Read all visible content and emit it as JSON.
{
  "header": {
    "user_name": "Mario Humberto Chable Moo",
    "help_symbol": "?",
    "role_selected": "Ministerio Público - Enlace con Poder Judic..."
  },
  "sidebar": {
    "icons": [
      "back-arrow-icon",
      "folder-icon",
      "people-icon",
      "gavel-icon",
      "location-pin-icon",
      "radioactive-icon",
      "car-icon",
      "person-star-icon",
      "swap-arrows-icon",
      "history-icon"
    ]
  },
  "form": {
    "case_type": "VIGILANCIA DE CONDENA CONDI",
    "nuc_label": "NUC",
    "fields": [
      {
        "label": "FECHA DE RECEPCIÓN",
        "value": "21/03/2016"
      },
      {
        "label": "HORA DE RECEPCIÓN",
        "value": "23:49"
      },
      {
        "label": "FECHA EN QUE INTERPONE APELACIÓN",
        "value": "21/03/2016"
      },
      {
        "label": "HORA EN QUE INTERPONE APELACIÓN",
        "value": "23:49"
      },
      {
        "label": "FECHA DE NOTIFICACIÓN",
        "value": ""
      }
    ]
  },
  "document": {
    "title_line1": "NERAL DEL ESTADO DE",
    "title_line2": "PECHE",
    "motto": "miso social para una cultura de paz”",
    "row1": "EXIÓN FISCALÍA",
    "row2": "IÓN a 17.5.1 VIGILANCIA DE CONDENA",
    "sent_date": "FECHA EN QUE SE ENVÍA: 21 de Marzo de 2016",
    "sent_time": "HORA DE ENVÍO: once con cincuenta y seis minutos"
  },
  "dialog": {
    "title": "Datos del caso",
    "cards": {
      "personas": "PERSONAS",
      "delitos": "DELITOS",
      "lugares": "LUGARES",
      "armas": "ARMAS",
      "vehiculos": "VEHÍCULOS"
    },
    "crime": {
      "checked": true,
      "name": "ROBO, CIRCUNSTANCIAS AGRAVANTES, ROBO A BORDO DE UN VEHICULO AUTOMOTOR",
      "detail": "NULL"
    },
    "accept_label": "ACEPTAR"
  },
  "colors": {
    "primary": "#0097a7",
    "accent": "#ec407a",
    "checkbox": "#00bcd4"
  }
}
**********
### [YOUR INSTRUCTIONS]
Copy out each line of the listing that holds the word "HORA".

### [RESULT BELOW]
        "label": "HORA DE RECEPCIÓN",
        "label": "HORA EN QUE INTERPONE APELACIÓN",
    "sent_time": "HORA DE ENVÍO: once con cincuenta y seis minutos"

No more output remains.